Modern gravel bikes typically have a more relaxed steering geometry for more stable handling, with a shorter stem that helps retain steering responsiveness to tackle obstacles. Gearing has got lower too, with super-compact groupsets and wide ratio cassettes giving lots of low end to tackle off-road climbs while remaining seated, without sacrificing too much top end speed.
There’s a wide range of tyres available for different conditions as well, so you can choose a width and tread pattern to suit the conditions where you ride. Tubeless wheels and tyres are more-or-less standard on gravel bikes, so that there’s a lower risk of punctures and pinch flats can’t happen.
Most gravel bikes will take 650b wheels as an alternative to 700c, which allows you to increase tyre width even more, for more grip and comfort. They’re built to offer the clearance for these extra-wide tyres without clogging up with mud.
Gravel bikes typically have plenty of mounting points for bottles and baggage as well, so you can load up for longer trips, while the option to fit mudguards makes a gravel bike handy in the wet. Again, that’s useful for commuters.
Go bikepacking off the beaten track
If you’re more ambitious, a gravel bike is a good option for overnight and multi-day trips, both on road and into the unknown. Although you can fit a rear rack to most gravel bikes, riders will normally choose bikepacking bags which attach directly to the bike’s frame.
That forces you to travel light, so you’ll be faster and will have to be more resourceful. Gravel riding clothing is typically designed for versatility and to cope with a range of weather conditions. There’s usually lots of carrying capacity too, with loads of pockets.
Take part in sportives
Alongside the increasing interest in gravel bikes, sportive organisers are offering an increasing number of gravel events to cater for riders who want to ride off-road on less demanding terrain than that typical on MTB sportives.
A gravel bike is perfectly capable of handling the majority of MTB sportives too - you just might get some funny looks.
In the United States, there’s a big gravel racing scene as well, with races over hundreds of miles attracting a fair few ex-pro road cyclists as well as professional gravel racing specialists. That’s not yet taken off here but expect UK gravel racing to develop to cater for riders who want to compete off-road.
Pearson’s gravel bike and equipment range
Here at Pearson we’re great fans of gravel bikes and offer models in titanium, carbon fibre and aluminium.
The mix of raw titanium and painted details on our range topping Summon The Blood looks fantastic, while titanium’s light weight, ride qualities and resistance to material fatigue and corrosion make it the ideal metal for a gravel bike. Builds start at £4400 or for £6300 you can have the ultimate titanium gravel bike with carbon wheels and a Shimano GRX Di2 electronic groupset.

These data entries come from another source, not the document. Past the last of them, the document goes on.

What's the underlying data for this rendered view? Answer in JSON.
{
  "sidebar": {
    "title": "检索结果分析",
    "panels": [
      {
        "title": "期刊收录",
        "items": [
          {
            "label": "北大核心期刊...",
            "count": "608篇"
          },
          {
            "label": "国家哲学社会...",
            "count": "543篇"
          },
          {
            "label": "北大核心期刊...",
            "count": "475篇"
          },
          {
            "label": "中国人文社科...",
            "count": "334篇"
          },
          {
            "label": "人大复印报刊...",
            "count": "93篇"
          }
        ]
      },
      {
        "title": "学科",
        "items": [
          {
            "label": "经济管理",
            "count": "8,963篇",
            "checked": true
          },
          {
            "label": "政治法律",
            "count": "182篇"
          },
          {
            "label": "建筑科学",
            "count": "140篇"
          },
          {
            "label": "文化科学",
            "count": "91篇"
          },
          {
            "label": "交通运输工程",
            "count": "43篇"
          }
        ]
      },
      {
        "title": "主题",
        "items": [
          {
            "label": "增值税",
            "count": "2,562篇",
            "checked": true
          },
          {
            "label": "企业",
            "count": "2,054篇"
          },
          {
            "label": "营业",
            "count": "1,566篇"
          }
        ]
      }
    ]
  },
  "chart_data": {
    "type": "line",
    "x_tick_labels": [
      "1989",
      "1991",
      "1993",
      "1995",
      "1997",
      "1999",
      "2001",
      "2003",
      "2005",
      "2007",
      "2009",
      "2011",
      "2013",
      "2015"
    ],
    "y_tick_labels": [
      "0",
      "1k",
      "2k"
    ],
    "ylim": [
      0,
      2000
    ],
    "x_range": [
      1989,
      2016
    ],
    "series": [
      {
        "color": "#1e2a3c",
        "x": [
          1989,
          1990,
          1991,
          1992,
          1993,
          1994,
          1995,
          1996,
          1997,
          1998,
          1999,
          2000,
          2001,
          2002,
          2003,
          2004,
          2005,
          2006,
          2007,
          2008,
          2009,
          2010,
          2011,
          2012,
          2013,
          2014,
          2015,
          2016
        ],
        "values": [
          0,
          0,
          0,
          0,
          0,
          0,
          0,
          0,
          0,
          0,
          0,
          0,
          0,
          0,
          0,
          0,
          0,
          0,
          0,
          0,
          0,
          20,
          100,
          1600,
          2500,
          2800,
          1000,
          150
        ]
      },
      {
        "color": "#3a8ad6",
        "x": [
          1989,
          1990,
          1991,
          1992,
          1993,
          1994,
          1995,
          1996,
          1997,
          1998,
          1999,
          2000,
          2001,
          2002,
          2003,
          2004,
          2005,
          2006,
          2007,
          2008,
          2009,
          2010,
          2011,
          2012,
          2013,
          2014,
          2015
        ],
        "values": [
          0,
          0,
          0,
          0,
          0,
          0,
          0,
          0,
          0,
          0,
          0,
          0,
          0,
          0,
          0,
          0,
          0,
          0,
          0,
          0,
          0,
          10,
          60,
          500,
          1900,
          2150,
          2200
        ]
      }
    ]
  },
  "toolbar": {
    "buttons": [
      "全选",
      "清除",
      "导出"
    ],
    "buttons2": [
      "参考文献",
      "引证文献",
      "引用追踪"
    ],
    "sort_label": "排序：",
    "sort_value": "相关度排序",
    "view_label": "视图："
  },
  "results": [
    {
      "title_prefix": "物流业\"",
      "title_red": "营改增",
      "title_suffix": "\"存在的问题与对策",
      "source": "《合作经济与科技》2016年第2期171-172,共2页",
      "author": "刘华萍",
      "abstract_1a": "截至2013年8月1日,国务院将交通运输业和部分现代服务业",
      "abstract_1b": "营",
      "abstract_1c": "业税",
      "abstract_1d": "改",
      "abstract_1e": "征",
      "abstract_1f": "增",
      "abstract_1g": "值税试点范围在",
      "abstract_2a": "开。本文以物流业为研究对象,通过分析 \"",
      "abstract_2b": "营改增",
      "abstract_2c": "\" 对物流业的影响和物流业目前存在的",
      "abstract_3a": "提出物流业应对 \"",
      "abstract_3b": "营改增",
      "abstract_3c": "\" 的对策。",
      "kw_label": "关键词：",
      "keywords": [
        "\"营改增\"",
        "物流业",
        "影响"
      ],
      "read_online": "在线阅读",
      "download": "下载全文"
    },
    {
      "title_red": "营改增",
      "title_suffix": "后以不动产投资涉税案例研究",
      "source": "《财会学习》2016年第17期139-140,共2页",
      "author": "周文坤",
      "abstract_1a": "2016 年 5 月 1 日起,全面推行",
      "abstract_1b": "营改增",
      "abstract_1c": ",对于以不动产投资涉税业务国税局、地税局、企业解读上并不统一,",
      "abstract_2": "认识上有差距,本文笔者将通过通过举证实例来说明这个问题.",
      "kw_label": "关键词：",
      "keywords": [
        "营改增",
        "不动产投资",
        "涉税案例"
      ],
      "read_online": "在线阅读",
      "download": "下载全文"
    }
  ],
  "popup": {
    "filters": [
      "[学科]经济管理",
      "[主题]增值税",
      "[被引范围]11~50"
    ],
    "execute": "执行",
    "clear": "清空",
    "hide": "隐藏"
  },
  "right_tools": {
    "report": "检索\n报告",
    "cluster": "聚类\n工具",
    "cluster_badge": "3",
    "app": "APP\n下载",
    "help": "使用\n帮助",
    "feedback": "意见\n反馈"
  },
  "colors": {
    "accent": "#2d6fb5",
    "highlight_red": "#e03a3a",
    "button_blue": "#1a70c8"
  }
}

If you’re after an alloy gravel bike, our All Mod Cons offers a great entry into gravel riding, with a Shimano GRX gravel groupset, robust wheelset and tyres to take you wherever you want.
We’ve got all the other kit you need for gravel riding and off-road adventures too, including our Rough ‘N Ready carbon gravel shoes and our robust, bramble-resistant Push Comes To Shove gravel bib shorts with cargo pockets for your extra food supplies, rated 4.5 stars when reviewed by Cycling Plus.
View the Pearson Gravel collection here >